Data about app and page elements
* * *

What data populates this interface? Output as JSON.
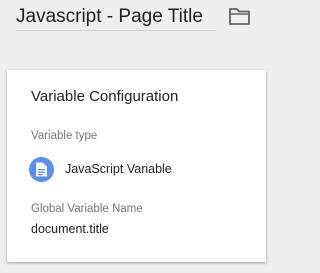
{
  "header": {
    "name_value": "Javascript - Page Title",
    "folder_icon": "folder-icon"
  },
  "card": {
    "title": "Variable Configuration",
    "variable_type_label": "Variable type",
    "variable_type": {
      "name": "JavaScript Variable",
      "icon": "document-icon",
      "icon_color": "#5b8def"
    },
    "global_variable_label": "Global Variable Name",
    "global_variable_value": "document.title"
  },
  "colors": {
    "background": "#eeeeee",
    "card": "#ffffff",
    "primary_text": "#212121",
    "secondary_text": "#757575"
  }
}
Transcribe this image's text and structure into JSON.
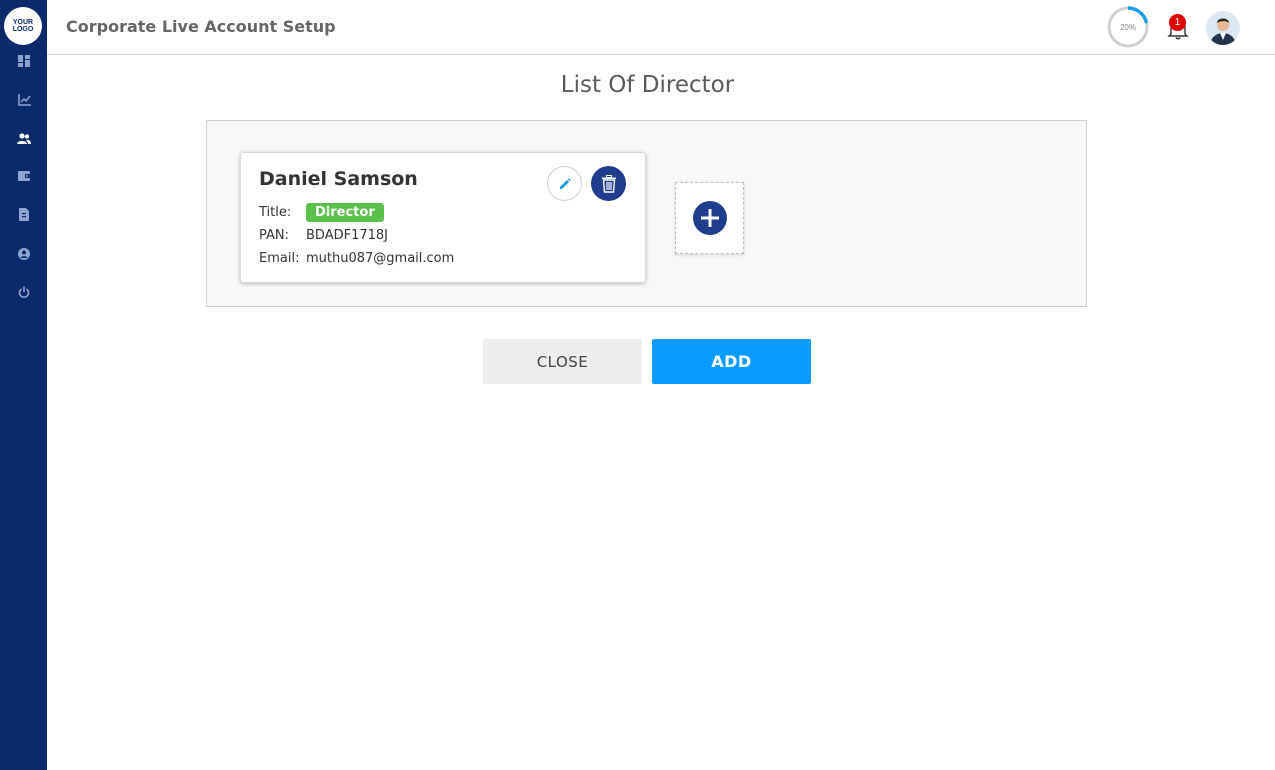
{
  "logo": {
    "line1": "YOUR",
    "line2": "LOGO"
  },
  "sidebar": {
    "items": [
      {
        "icon": "dashboard-icon"
      },
      {
        "icon": "chart-icon"
      },
      {
        "icon": "users-icon"
      },
      {
        "icon": "wallet-icon"
      },
      {
        "icon": "document-icon"
      },
      {
        "icon": "profile-icon"
      },
      {
        "icon": "power-icon"
      }
    ]
  },
  "header": {
    "title": "Corporate Live Account Setup",
    "progress_label": "20%",
    "progress_value": 0.2,
    "notification_count": "1"
  },
  "page": {
    "title": "List Of Director"
  },
  "director": {
    "name": "Daniel Samson",
    "title_label": "Title:",
    "title_value": "Director",
    "pan_label": "PAN:",
    "pan_value": "BDADF1718J",
    "email_label": "Email:",
    "email_value": "muthu087@gmail.com"
  },
  "actions": {
    "close_label": "CLOSE",
    "add_label": "ADD"
  },
  "colors": {
    "sidebar": "#0b2a6b",
    "primary": "#0a9bff",
    "badge_green": "#59c04a",
    "delete": "#1f3d8c"
  }
}
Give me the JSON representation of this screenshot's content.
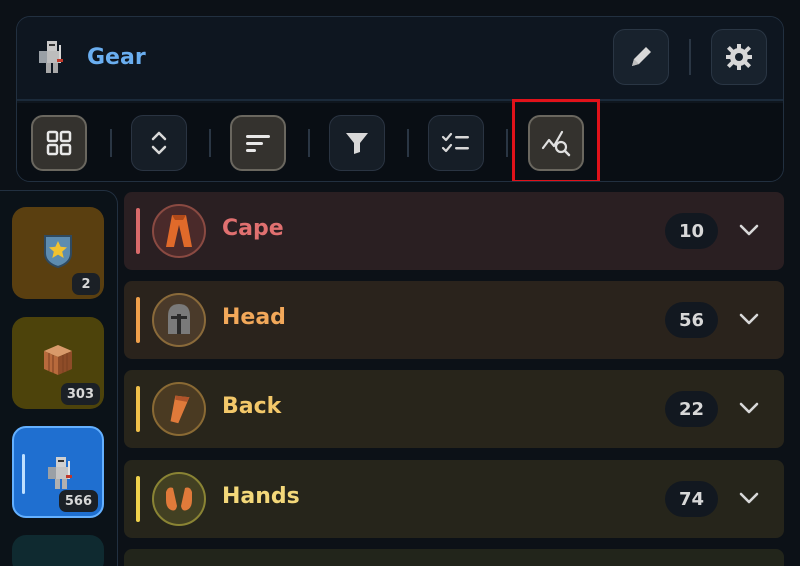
{
  "header": {
    "title": "Gear",
    "edit_icon": "pencil-icon",
    "settings_icon": "gear-icon"
  },
  "toolbar": {
    "buttons": [
      {
        "name": "grid-view",
        "icon": "grid-icon",
        "active": true
      },
      {
        "name": "expand-collapse",
        "icon": "chevron-updown-icon",
        "active": false
      },
      {
        "name": "sort",
        "icon": "sort-lines-icon",
        "active": true
      },
      {
        "name": "filter",
        "icon": "funnel-icon",
        "active": false
      },
      {
        "name": "checklist",
        "icon": "checklist-icon",
        "active": false
      },
      {
        "name": "analyze",
        "icon": "chart-search-icon",
        "active": true,
        "highlighted": true
      }
    ]
  },
  "sidebar": {
    "items": [
      {
        "name": "shield",
        "count": "2",
        "color": "#5a3f10"
      },
      {
        "name": "crate",
        "count": "303",
        "color": "#4d430b"
      },
      {
        "name": "gear",
        "count": "566",
        "color": "#1f6fd0",
        "active": true
      }
    ]
  },
  "categories": [
    {
      "label": "Cape",
      "count": "10",
      "color": "#e07070",
      "accent": "#d96a6a",
      "bg": "#2a1f22"
    },
    {
      "label": "Head",
      "count": "56",
      "color": "#f2a85a",
      "accent": "#f0a04b",
      "bg": "#2a231c"
    },
    {
      "label": "Back",
      "count": "22",
      "color": "#f3c86a",
      "accent": "#f1c04a",
      "bg": "#28251b"
    },
    {
      "label": "Hands",
      "count": "74",
      "color": "#f3d87a",
      "accent": "#f0d24c",
      "bg": "#26251b"
    }
  ]
}
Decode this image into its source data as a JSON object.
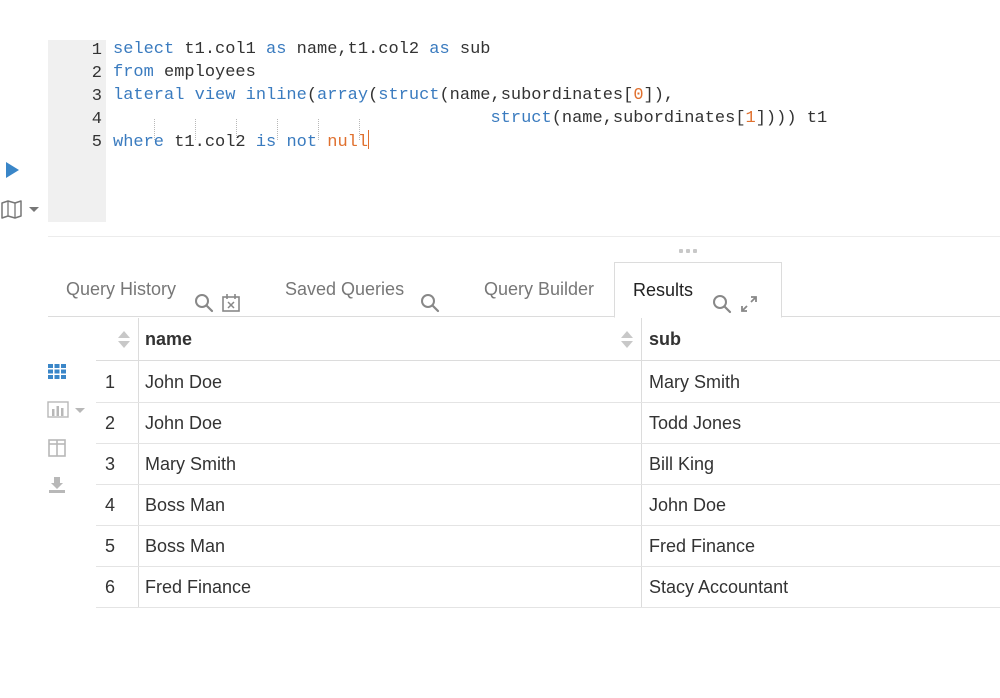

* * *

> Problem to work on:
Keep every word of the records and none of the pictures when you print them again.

> Exercise response:
What data populates this interface? Output as JSON.
{
  "header": {
    "name_value": "Javascript - Page Title",
    "folder_icon": "folder-icon"
  },
  "card": {
    "title": "Variable Configuration",
    "variable_type_label": "Variable type",
    "variable_type": {
      "name": "JavaScript Variable",
      "icon": "document-icon",
      "icon_color": "#5b8def"
    },
    "global_variable_label": "Global Variable Name",
    "global_variable_value": "document.title"
  },
  "colors": {
    "background": "#eeeeee",
    "card": "#ffffff",
    "primary_text": "#212121",
    "secondary_text": "#757575"
  }
}
Transcribe this image's text and structure into JSON.
{
  "logo": {
    "line1": "YOUR",
    "line2": "LOGO"
  },
  "sidebar": {
    "items": [
      {
        "icon": "dashboard-icon"
      },
      {
        "icon": "chart-icon"
      },
      {
        "icon": "users-icon"
      },
      {
        "icon": "wallet-icon"
      },
      {
        "icon": "document-icon"
      },
      {
        "icon": "profile-icon"
      },
      {
        "icon": "power-icon"
      }
    ]
  },
  "header": {
    "title": "Corporate Live Account Setup",
    "progress_label": "20%",
    "progress_value": 0.2,
    "notification_count": "1"
  },
  "page": {
    "title": "List Of Director"
  },
  "director": {
    "name": "Daniel Samson",
    "title_label": "Title:",
    "title_value": "Director",
    "pan_label": "PAN:",
    "pan_value": "BDADF1718J",
    "email_label": "Email:",
    "email_value": "muthu087@gmail.com"
  },
  "actions": {
    "close_label": "CLOSE",
    "add_label": "ADD"
  },
  "colors": {
    "sidebar": "#0b2a6b",
    "primary": "#0a9bff",
    "badge_green": "#59c04a",
    "delete": "#1f3d8c"
  }
}
Give me the JSON representation of this screenshot's content.
{
  "header": {
    "title": "Gear",
    "edit_icon": "pencil-icon",
    "settings_icon": "gear-icon"
  },
  "toolbar": {
    "buttons": [
      {
        "name": "grid-view",
        "icon": "grid-icon",
        "active": true
      },
      {
        "name": "expand-collapse",
        "icon": "chevron-updown-icon",
        "active": false
      },
      {
        "name": "sort",
        "icon": "sort-lines-icon",
        "active": true
      },
      {
        "name": "filter",
        "icon": "funnel-icon",
        "active": false
      },
      {
        "name": "checklist",
        "icon": "checklist-icon",
        "active": false
      },
      {
        "name": "analyze",
        "icon": "chart-search-icon",
        "active": true,
        "highlighted": true
      }
    ]
  },
  "sidebar": {
    "items": [
      {
        "name": "shield",
        "count": "2",
        "color": "#5a3f10"
      },
      {
        "name": "crate",
        "count": "303",
        "color": "#4d430b"
      },
      {
        "name": "gear",
        "count": "566",
        "color": "#1f6fd0",
        "active": true
      }
    ]
  },
  "categories": [
    {
      "label": "Cape",
      "count": "10",
      "color": "#e07070",
      "accent": "#d96a6a",
      "bg": "#2a1f22"
    },
    {
      "label": "Head",
      "count": "56",
      "color": "#f2a85a",
      "accent": "#f0a04b",
      "bg": "#2a231c"
    },
    {
      "label": "Back",
      "count": "22",
      "color": "#f3c86a",
      "accent": "#f1c04a",
      "bg": "#28251b"
    },
    {
      "label": "Hands",
      "count": "74",
      "color": "#f3d87a",
      "accent": "#f0d24c",
      "bg": "#26251b"
    }
  ]
}
Decode this image into its source data as a JSON object.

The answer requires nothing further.